In 1999, with the addition of a modern winery, the family began producing a wide array of wines from its abundant vineyards. Punt Road Wines was established and renowned winemaker Kate Goodman arrived to direct the oenology operations. Providing another skilled hand, Assistant Winemaker Behn Payten was brought on board in 2001 and has helped create the success the winery now enjoys. In addition to gaining first-hand experience at Punt Road, Behn has also developed his winemaking talents in France, Spain, and Germany. He also earned a Bachelor of Applied Science in Oenology during that time. And that period witnessed Behn’s role in the continued evolution of the business.
In 2008, the company took a different view of the fruits being harvested from the hanging limbs on its 250 hectares. Combining the fermentation knowledge of its winery with the delectability of its apples and pears, Behn began making a variety of ciders. The practice was hardly new in the Yarra Valley. In the early 1930s, Captain George McGowan selected the area for cider production and used the existing orchards to serve weekend motorists. The new beverage caught on quickly and Captain McGowan enjoyed three decades of success before selling the business in 1961. Darren Kelly then carried the torch for cider production in the Yarra Valley, touring Europe to advance his techniques, which resulted in the creation of a “Champagne Cider”. Countless others have made contributions to the growth of the field, including Behn Payten.

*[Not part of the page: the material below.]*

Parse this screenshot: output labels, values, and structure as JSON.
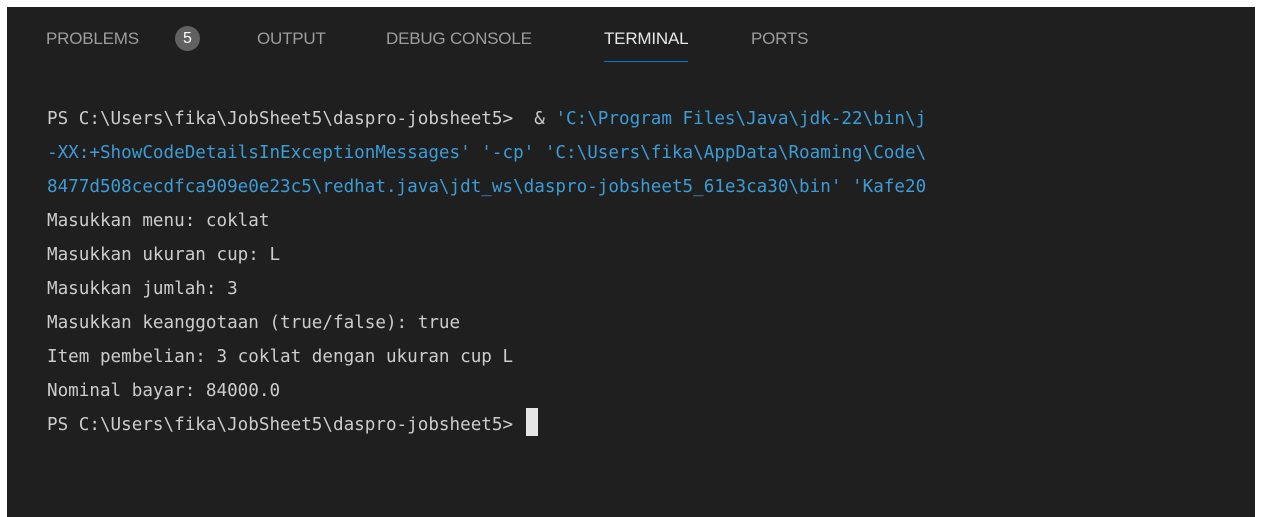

Using the wide array of varieties in its orchards, Behn has introduced new practices to cider making such as barrel fermentation and bottle fermentation. His innovation can be seen in each of the company’s offerings. The Apple Cider, made from Fuji, Sundowner, Granny Smith, and Pink Lady varieties, is fermented with a variety of Rhone Valley white wine yeast. That unique strain is also used in the Pear Cider, created from Packham’s Triumph and Beurre Bosc pears. Behn also makes a cider which combines apples and pears, resulting in unique complexity and flavors. Lastly, Behn utilizes the traditional bottle fermentation technique of making champagne to create a sparkling pear cider (methode traditionelle).
Now, after more than 60 years since the original apple tree was planted, the Napoleone family prepares for the next adaptation in its evolution. No one knows what form that may take but if history serves as an example, it will likely be delicious.